Out-Law News | 11 May 2015 | 5:25 pm | 3 min. read
The Financial Conduct Authority (FCA) found failings in the way some insurers and insurance intermediaries, including price comparison websites, are displaying information about the cost of home and car insurance to online consumers (21-page / 218KB PDF) in a review it conducted of the market.
In particular, it said consumers are not always provided with "clear and appropriate information on payment options and the different costs associated with these choices". The regulator warned that it could take enforcement action against businesses that do not improve their practices.
In a report detailing the results of its review, the FCA said that consumers may not have realised that they would face higher costs in paying for insurance in instalments rather than upfront and that they may have found it "difficult to compare the total costs of the different options".
The FCA also identified shortcomings with the information that insurers and insurance intermediaries provided about the option of paying for home and motor insurance products in instalments.
"Firms do not always provide appropriate information about the instalment option being offered," the FCA said. "Where credit is provided under a regulated credit agreement, the lender (or a credit broker acting on its behalf) is obliged to provide a customer with pre-contract information and an adequate explanation, covering specified matters. Customers who are not provided with such information and explanations are less likely to be able to understand the costs of the finance arrangement and to assess whether the agreement is suited to their needs and financial situation."
John Salmon, a technology law expert for Pinsent Masons, the law firm behind Out-Law.com, who focuses on the financial services sector, said that the review highlighted how important it is for insurers to think carefully about the overall customer experience when making compliance decisions.
"Insurers and their legal advisers need to think more in terms of the whole customer journey. It is not enough anymore to think solely about the words required to comply with transparency obligations but also the timing of when information is presented and the ease at which customers can digest the ways in which a business chooses to present information online", he said.

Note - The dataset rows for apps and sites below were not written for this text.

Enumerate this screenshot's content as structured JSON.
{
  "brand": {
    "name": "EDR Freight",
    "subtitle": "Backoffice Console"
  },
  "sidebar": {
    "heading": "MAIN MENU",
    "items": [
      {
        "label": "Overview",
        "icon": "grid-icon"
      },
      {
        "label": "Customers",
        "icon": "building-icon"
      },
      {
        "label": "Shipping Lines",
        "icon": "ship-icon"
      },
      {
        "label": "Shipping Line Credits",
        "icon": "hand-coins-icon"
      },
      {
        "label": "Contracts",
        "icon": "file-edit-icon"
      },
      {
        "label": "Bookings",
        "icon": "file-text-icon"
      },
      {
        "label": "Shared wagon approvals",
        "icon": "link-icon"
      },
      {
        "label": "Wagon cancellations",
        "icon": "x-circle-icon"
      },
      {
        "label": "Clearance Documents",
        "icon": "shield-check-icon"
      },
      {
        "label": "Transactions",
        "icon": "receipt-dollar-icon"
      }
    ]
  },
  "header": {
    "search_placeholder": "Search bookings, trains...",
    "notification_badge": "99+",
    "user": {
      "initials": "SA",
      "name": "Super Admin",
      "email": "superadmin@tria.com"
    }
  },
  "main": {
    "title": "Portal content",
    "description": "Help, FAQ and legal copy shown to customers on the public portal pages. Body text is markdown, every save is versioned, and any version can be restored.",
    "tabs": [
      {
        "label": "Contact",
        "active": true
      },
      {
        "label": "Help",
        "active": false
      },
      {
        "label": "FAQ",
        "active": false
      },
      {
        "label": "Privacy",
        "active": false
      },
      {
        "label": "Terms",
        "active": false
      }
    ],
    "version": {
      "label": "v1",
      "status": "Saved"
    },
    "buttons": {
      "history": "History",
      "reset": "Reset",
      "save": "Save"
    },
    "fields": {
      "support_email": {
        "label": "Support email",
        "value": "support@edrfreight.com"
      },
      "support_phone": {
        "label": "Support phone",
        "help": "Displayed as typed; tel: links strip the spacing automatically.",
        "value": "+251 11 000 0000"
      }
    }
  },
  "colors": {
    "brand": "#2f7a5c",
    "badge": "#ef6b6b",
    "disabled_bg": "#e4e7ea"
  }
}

Insurers and insurance intermediaries also need to be more explicit in explaining when they act as credit brokers in finance arrangements being offered to consumers, the FCA said.
"Firms arranging premium finance do not always take appropriate steps to provide sufficient, clear and consistent information to ensure customers understand the role they are performing," it said. "Where credit is involved, there are specific [Consumer Credit sourcebook] obligations on credit brokers regarding disclosure of status (including links with lenders) and fees or commissions. In this regard, in many cases it is not made clear to the customer that the firm is acting as a credit broker, the nature of the relationship between the firm and the finance provider, and the existence of any remuneration that could influence the broker’s recommendation or materially impact the customer’s decision."
The regulator said that it is concerned that consumers may not be "achieving fair outcomes when purchasing insurance and linked finance" as a result of the information disclosure shortcomings it identified. Better information is required to enable "informed decision making", it said. Without it, effective competition in the market is at risk, it said.
Linda Woodall, acting director of supervision at the FCA, said: "Consumers should expect clear information about the payment options available to them. Regardless of whether people choose to pay upfront or in instalments, it’s important that they can see exactly what they are signing up for and how much it costs so they can decide whether they are getting a fair deal."
Changes to UK law that came into force in March addressed an "anomaly" in the way consumer credit rules were applied to insurance policies where premiums were paid in instalments.
Previously, insurers could offer borrower-lender-supplier credit agreements for a fixed sum, and for which no fees or charges are applied, without being forced to obtain a consumer credit licence if no more than four repayments were due. However, the law was updated to allow insurers to offer annual policies with premiums payable in monthly instalments without being at risk of providing regulated credit to their customers.
At the time the changes were announced, consumer credit expert Ian Roberts of Pinsent Masons, the law firm behind Out-Law.com, said that the change in the law was "fantastic news" for the insurance industry.
Roberts said: "This change has been in the pipeline for a while and it is good to see the UK move into line with other members of the EU by exempting suppliers providing cost-free 12-monthly instalment credit."